▸ **Assigned task**
Copy each line containing "family" from the listing below.

(Beginning of Data for this task)

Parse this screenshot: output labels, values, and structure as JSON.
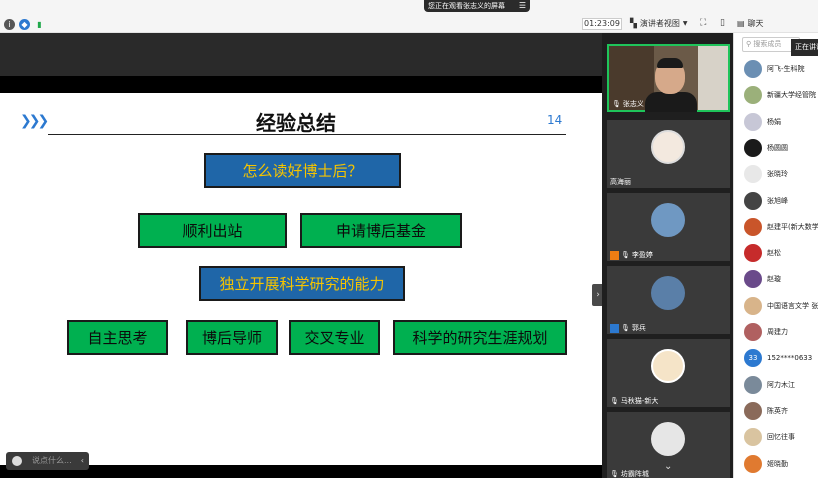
{
  "top_bar": {
    "share_banner": "您正在观看张志义的屏幕",
    "timer": "01:23:09",
    "view_label": "演讲者视图",
    "chat_label": "聊天"
  },
  "slide": {
    "title": "经验总结",
    "page_number": "14",
    "question": "怎么读好博士后？",
    "row1": [
      "顺利出站",
      "申请博后基金"
    ],
    "core": "独立开展科学研究的能力",
    "row3": [
      "自主思考",
      "博后导师",
      "交叉专业",
      "科学的研究生涯规划"
    ]
  },
  "chat_input": {
    "placeholder": "说点什么..."
  },
  "video_tiles": [
    {
      "name": "张志义"
    },
    {
      "name": "高海丽"
    },
    {
      "name": "李盈婷"
    },
    {
      "name": "郭兵"
    },
    {
      "name": "马秋猫-新大"
    },
    {
      "name": "坊霸阵城"
    }
  ],
  "participants": {
    "search_placeholder": "搜索成员",
    "speaking_label": "正在讲话",
    "list": [
      {
        "name": "阿飞-生科院",
        "avatar_color": "#6b8fb3"
      },
      {
        "name": "新疆大学经管院",
        "avatar_color": "#9bb07a"
      },
      {
        "name": "杨娟",
        "avatar_color": "#c7c7d6"
      },
      {
        "name": "杨圆圆",
        "avatar_color": "#1a1a1a"
      },
      {
        "name": "张晓玲",
        "avatar_color": "#e8e8e8"
      },
      {
        "name": "张旭峰",
        "avatar_color": "#444444"
      },
      {
        "name": "赵建平(新大数学",
        "avatar_color": "#c9552a"
      },
      {
        "name": "赵松",
        "avatar_color": "#c62b2b"
      },
      {
        "name": "赵璇",
        "avatar_color": "#6a4a8a"
      },
      {
        "name": "中国语言文学 张",
        "avatar_color": "#d8b48a"
      },
      {
        "name": "周建力",
        "avatar_color": "#b06060"
      },
      {
        "name": "152****0633",
        "avatar_color": "#2c79d0",
        "avatar_text": "33"
      },
      {
        "name": "阿力木江",
        "avatar_color": "#7a8a9a"
      },
      {
        "name": "陈英齐",
        "avatar_color": "#8a6a5a"
      },
      {
        "name": "回忆往事",
        "avatar_color": "#d9c4a0"
      },
      {
        "name": "姬晓勤",
        "avatar_color": "#e07a30"
      }
    ]
  }
}
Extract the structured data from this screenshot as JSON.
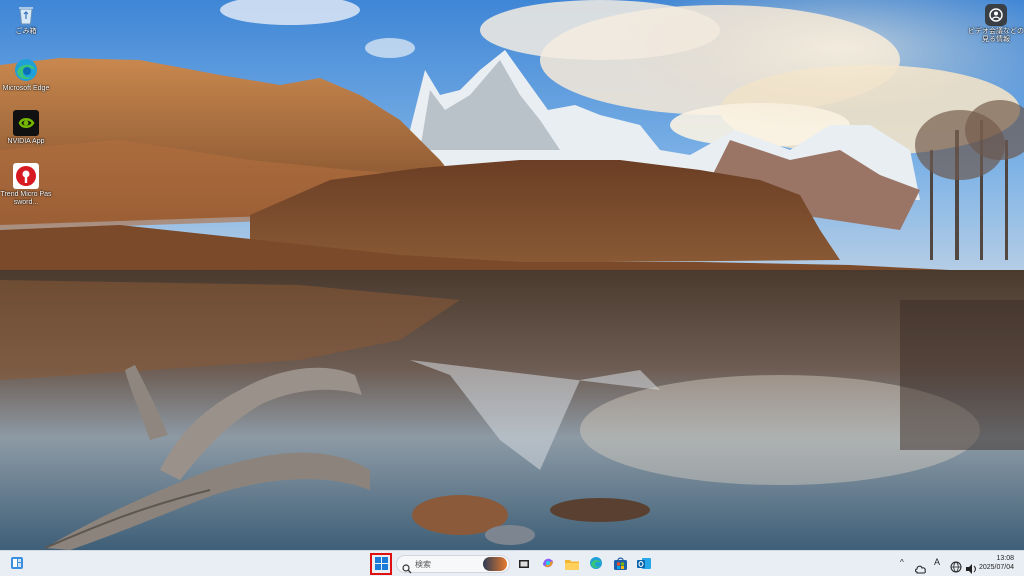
{
  "desktop": {
    "icons": [
      {
        "label": "ごみ箱",
        "icon": "recycle-bin-icon"
      },
      {
        "label": "Microsoft Edge",
        "icon": "edge-icon"
      },
      {
        "label": "NVIDIA App",
        "icon": "nvidia-icon"
      },
      {
        "label": "Trend Micro Password...",
        "icon": "trend-micro-password-icon"
      }
    ],
    "corner_widget": {
      "label": "ビデオ会議などの 見る情報",
      "icon": "spotlight-icon"
    }
  },
  "taskbar": {
    "widgets_icon": "widgets-icon",
    "start_icon": "windows-start-icon",
    "search_placeholder": "検索",
    "pinned": [
      {
        "name": "task-view",
        "icon": "task-view-icon"
      },
      {
        "name": "copilot",
        "icon": "copilot-icon"
      },
      {
        "name": "file-explorer",
        "icon": "folder-icon"
      },
      {
        "name": "edge",
        "icon": "edge-icon"
      },
      {
        "name": "microsoft-store",
        "icon": "store-icon"
      },
      {
        "name": "outlook",
        "icon": "outlook-icon"
      }
    ],
    "tray": {
      "chevron": "^",
      "ime": "A",
      "time": "13:08",
      "date": "2025/07/04"
    },
    "colors": {
      "start_highlight": "#e01010",
      "background": "#e9eef5"
    }
  }
}
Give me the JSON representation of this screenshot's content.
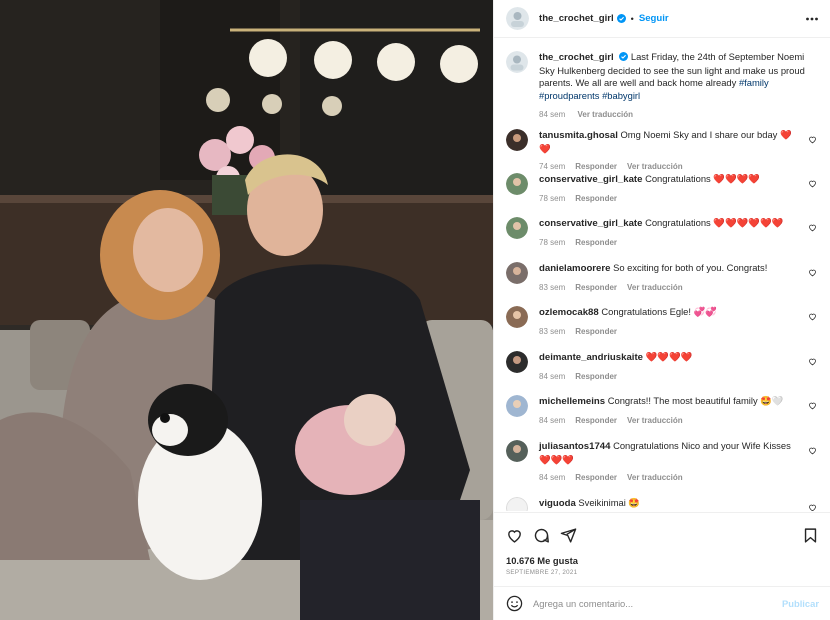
{
  "post": {
    "username": "the_crochet_girl",
    "follow_label": "Seguir",
    "dot": "•",
    "caption": {
      "text": "Last Friday, the 24th of September Noemi Sky Hulkenberg decided to see the sun light and make us proud parents. We all are well and back home already",
      "hashtags": [
        "#family",
        "#proudparents",
        "#babygirl"
      ],
      "time": "84 sem",
      "translate": "Ver traducción"
    }
  },
  "comments": [
    {
      "user": "tanusmita.ghosal",
      "text": "Omg Noemi Sky and I share our bday ❤️❤️",
      "time": "74 sem",
      "reply": "Responder",
      "translate": "Ver traducción",
      "avatar_color": "#3b2f2a"
    },
    {
      "user": "conservative_girl_kate",
      "text": "Congratulations ❤️❤️❤️❤️",
      "time": "78 sem",
      "reply": "Responder",
      "avatar_color": "#6d8c6a"
    },
    {
      "user": "conservative_girl_kate",
      "text": "Congratulations ❤️❤️❤️❤️❤️❤️",
      "time": "78 sem",
      "reply": "Responder",
      "avatar_color": "#6d8c6a"
    },
    {
      "user": "danielamoorere",
      "text": "So exciting for both of you. Congrats!",
      "time": "83 sem",
      "reply": "Responder",
      "translate": "Ver traducción",
      "avatar_color": "#7a6e6a"
    },
    {
      "user": "ozlemocak88",
      "text": "Congratulations Egle! 💞💞",
      "time": "83 sem",
      "reply": "Responder",
      "avatar_color": "#8a6b55"
    },
    {
      "user": "deimante_andriuskaite",
      "text": "❤️❤️❤️❤️",
      "time": "84 sem",
      "reply": "Responder",
      "avatar_color": "#2c2c2c"
    },
    {
      "user": "michellemeins",
      "text": "Congrats!! The most beautiful family 🤩🤍",
      "time": "84 sem",
      "reply": "Responder",
      "translate": "Ver traducción",
      "avatar_color": "#9fb6d1"
    },
    {
      "user": "juliasantos1744",
      "text": "Congratulations Nico and your Wife Kisses❤️❤️❤️",
      "time": "84 sem",
      "reply": "Responder",
      "translate": "Ver traducción",
      "avatar_color": "#55605a"
    },
    {
      "user": "viguoda",
      "text": "Sveikinimai 🤩",
      "time": "",
      "reply": "",
      "avatar_color": "#e8e8e8"
    }
  ],
  "footer": {
    "likes": "10.676 Me gusta",
    "date": "SEPTIEMBRE 27, 2021",
    "comment_placeholder": "Agrega un comentario...",
    "publish_label": "Publicar"
  },
  "colors": {
    "accent": "#0095f6",
    "hashtag": "#00376b",
    "muted": "#8e8e8e",
    "publish_disabled": "#b2dffc",
    "like_heart": "#ed4956"
  },
  "icons": {
    "header": [
      "verified-badge-icon",
      "more-options-icon"
    ],
    "actions": [
      "heart-icon",
      "comment-icon",
      "share-icon",
      "bookmark-icon"
    ],
    "composer": [
      "emoji-icon"
    ]
  }
}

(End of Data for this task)

▸ **Worked solution**
        "#family",
      "text": "Congrats!! The most beautiful family 🤩🤍",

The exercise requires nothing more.